Name? It needs a name? Name. Parents had nine months to pick out a name for their babies, I had less than nine minutes. If I couldn’t come up with an answer quickly, he would return with his wooden ruler and make my desk his drum and the entire office his stage.
I truly think he believed his ruler could tap the pace for my brain waves, that the faster he tapped, the faster I typed. It wasn’t his ruler, it was my youth. Remember those days when brilliant thoughts poured from your….um brain… and…um…onto ….um….um….what was I saying?
Yea, the name. Eleven years of teachers answering all my questions with “Look it up!” I did what any smart student would do, I grabbed the dictionary off my desk.

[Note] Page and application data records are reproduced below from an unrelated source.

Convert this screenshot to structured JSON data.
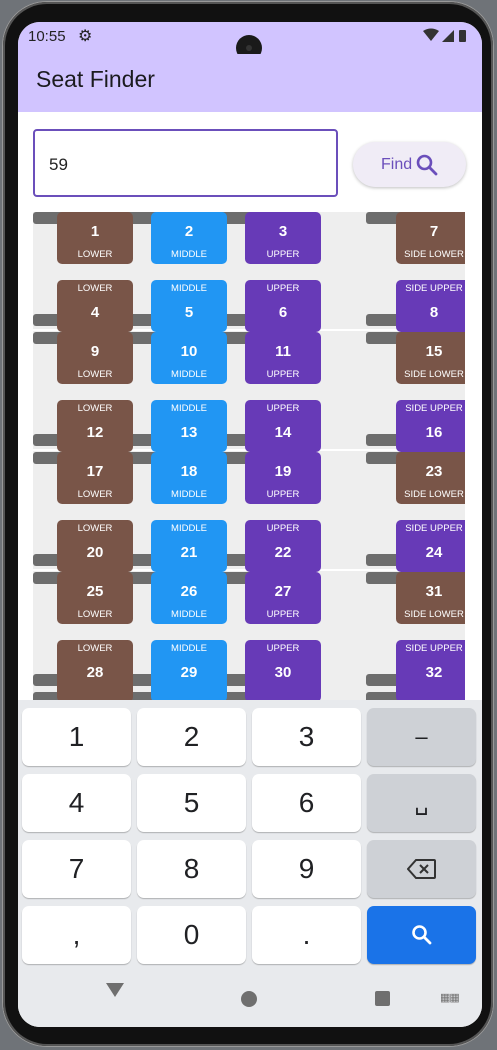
{
  "status": {
    "time": "10:55",
    "icons_text": "▾◢▮"
  },
  "app": {
    "title": "Seat Finder"
  },
  "search": {
    "value": "59",
    "find_label": "Find"
  },
  "seats": {
    "r0": [
      {
        "num": "1",
        "type": "LOWER",
        "cls": "lower"
      },
      {
        "num": "2",
        "type": "MIDDLE",
        "cls": "middle"
      },
      {
        "num": "3",
        "type": "UPPER",
        "cls": "upper"
      },
      {
        "num": "7",
        "type": "SIDE LOWER",
        "cls": "lower"
      }
    ],
    "r1": [
      {
        "num": "4",
        "type": "LOWER",
        "cls": "lower"
      },
      {
        "num": "5",
        "type": "MIDDLE",
        "cls": "middle"
      },
      {
        "num": "6",
        "type": "UPPER",
        "cls": "upper"
      },
      {
        "num": "8",
        "type": "SIDE UPPER",
        "cls": "upper"
      }
    ],
    "r2": [
      {
        "num": "9",
        "type": "LOWER",
        "cls": "lower"
      },
      {
        "num": "10",
        "type": "MIDDLE",
        "cls": "middle"
      },
      {
        "num": "11",
        "type": "UPPER",
        "cls": "upper"
      },
      {
        "num": "15",
        "type": "SIDE LOWER",
        "cls": "lower"
      }
    ],
    "r3": [
      {
        "num": "12",
        "type": "LOWER",
        "cls": "lower"
      },
      {
        "num": "13",
        "type": "MIDDLE",
        "cls": "middle"
      },
      {
        "num": "14",
        "type": "UPPER",
        "cls": "upper"
      },
      {
        "num": "16",
        "type": "SIDE UPPER",
        "cls": "upper"
      }
    ],
    "r4": [
      {
        "num": "17",
        "type": "LOWER",
        "cls": "lower"
      },
      {
        "num": "18",
        "type": "MIDDLE",
        "cls": "middle"
      },
      {
        "num": "19",
        "type": "UPPER",
        "cls": "upper"
      },
      {
        "num": "23",
        "type": "SIDE LOWER",
        "cls": "lower"
      }
    ],
    "r5": [
      {
        "num": "20",
        "type": "LOWER",
        "cls": "lower"
      },
      {
        "num": "21",
        "type": "MIDDLE",
        "cls": "middle"
      },
      {
        "num": "22",
        "type": "UPPER",
        "cls": "upper"
      },
      {
        "num": "24",
        "type": "SIDE UPPER",
        "cls": "upper"
      }
    ],
    "r6": [
      {
        "num": "25",
        "type": "LOWER",
        "cls": "lower"
      },
      {
        "num": "26",
        "type": "MIDDLE",
        "cls": "middle"
      },
      {
        "num": "27",
        "type": "UPPER",
        "cls": "upper"
      },
      {
        "num": "31",
        "type": "SIDE LOWER",
        "cls": "lower"
      }
    ],
    "r7": [
      {
        "num": "28",
        "type": "LOWER",
        "cls": "lower"
      },
      {
        "num": "29",
        "type": "MIDDLE",
        "cls": "middle"
      },
      {
        "num": "30",
        "type": "UPPER",
        "cls": "upper"
      },
      {
        "num": "32",
        "type": "SIDE UPPER",
        "cls": "upper"
      }
    ]
  },
  "keyboard": {
    "rows": [
      [
        "1",
        "2",
        "3",
        "–"
      ],
      [
        "4",
        "5",
        "6",
        "␣"
      ],
      [
        "7",
        "8",
        "9",
        "⌫"
      ],
      [
        ",",
        "0",
        ".",
        "search"
      ]
    ]
  },
  "colors": {
    "lower": "#795548",
    "middle": "#2196f3",
    "upper": "#673ab7",
    "accent": "#6b4fbb",
    "appbar": "#d1c4ff"
  }
}
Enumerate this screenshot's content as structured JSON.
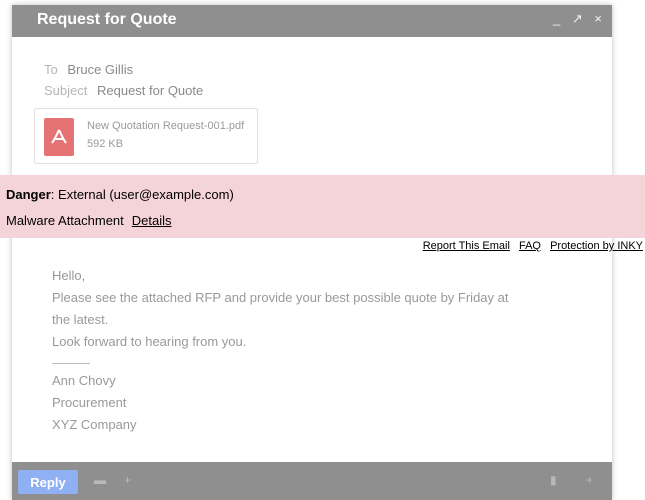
{
  "window": {
    "title": "Request for Quote",
    "controls": {
      "minimize": "_",
      "expand": "↗",
      "close": "×"
    }
  },
  "email": {
    "to_label": "To",
    "to_value": "Bruce Gillis",
    "subject_label": "Subject",
    "subject_value": "Request for Quote"
  },
  "attachment": {
    "icon": "pdf-icon",
    "name": "New Quotation Request-001.pdf",
    "size": "592 KB"
  },
  "banner": {
    "danger_label": "Danger",
    "danger_text": "External (user@example.com)",
    "threat_text": "Malware Attachment",
    "details_link": "Details",
    "color": "#f5d4d9"
  },
  "links": {
    "report": "Report This Email",
    "faq": "FAQ",
    "protection": "Protection by INKY"
  },
  "body": {
    "greeting": "Hello,",
    "line1": "Please see the attached RFP and provide your best possible quote by Friday at",
    "line2": "the latest.",
    "line3": "Look forward to hearing from you.",
    "signature": [
      "Ann Chovy",
      "Procurement",
      "XYZ Company"
    ]
  },
  "toolbar": {
    "reply_label": "Reply",
    "icons": [
      "font-icon",
      "attach-icon",
      "trash-icon",
      "more-icon"
    ]
  }
}
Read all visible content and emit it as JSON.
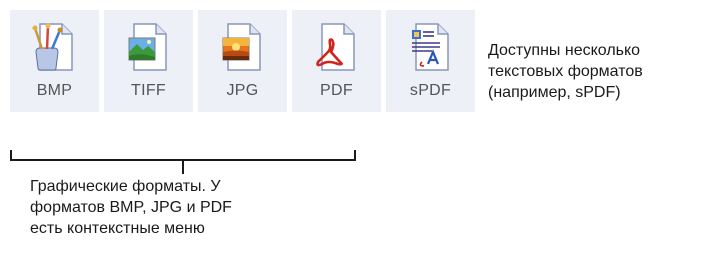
{
  "format_buttons": [
    {
      "label": "BMP",
      "icon": "paint-brushes-document-icon"
    },
    {
      "label": "TIFF",
      "icon": "landscape-image-document-icon"
    },
    {
      "label": "JPG",
      "icon": "sunset-image-document-icon"
    },
    {
      "label": "PDF",
      "icon": "acrobat-pdf-document-icon"
    },
    {
      "label": "sPDF",
      "icon": "searchable-pdf-document-icon"
    }
  ],
  "side_description": [
    "Доступны несколько",
    "текстовых форматов",
    "(например, sPDF)"
  ],
  "bracket_description": [
    "Графические форматы. У",
    "форматов BMP, JPG и PDF",
    "есть контекстные меню"
  ],
  "colors": {
    "button_background": "#eef0f8",
    "button_label": "#555555",
    "text": "#1a1a1a",
    "bracket": "#1a1a1a"
  }
}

I opened to the “M” section to make an alliteration and mumbled through the words until I got to the “Ma” section. I didn’t love the title or the picture, but I had a column to write and couldn’t fuss over the particulars.
I had no idea the amount of taunting in the high school hallways I would endure from those split-second decisions, but telling myself to ignore torment dished out by classmates that couldn’t read my column kept inner turmoil to a minimum. Coping strategy was crucial for high school, wasn’t it?
I also had no idea the picture of me in braces and “I really wore that to work?” would haunt me for decades.
A cold Mountain Dew later, I had my first column. It went straight to the typesetter without any corrections or editing, which I now recall with the clichéd chagrin. It’s always awkward reading early writings, especially early teenage writing, but I’m struck with the irony.
I was young and ignorant, and had much to learn on the fly.
The Magnum Opus wasn’t the writing I produced, it was what writing for the newspaper produced in me.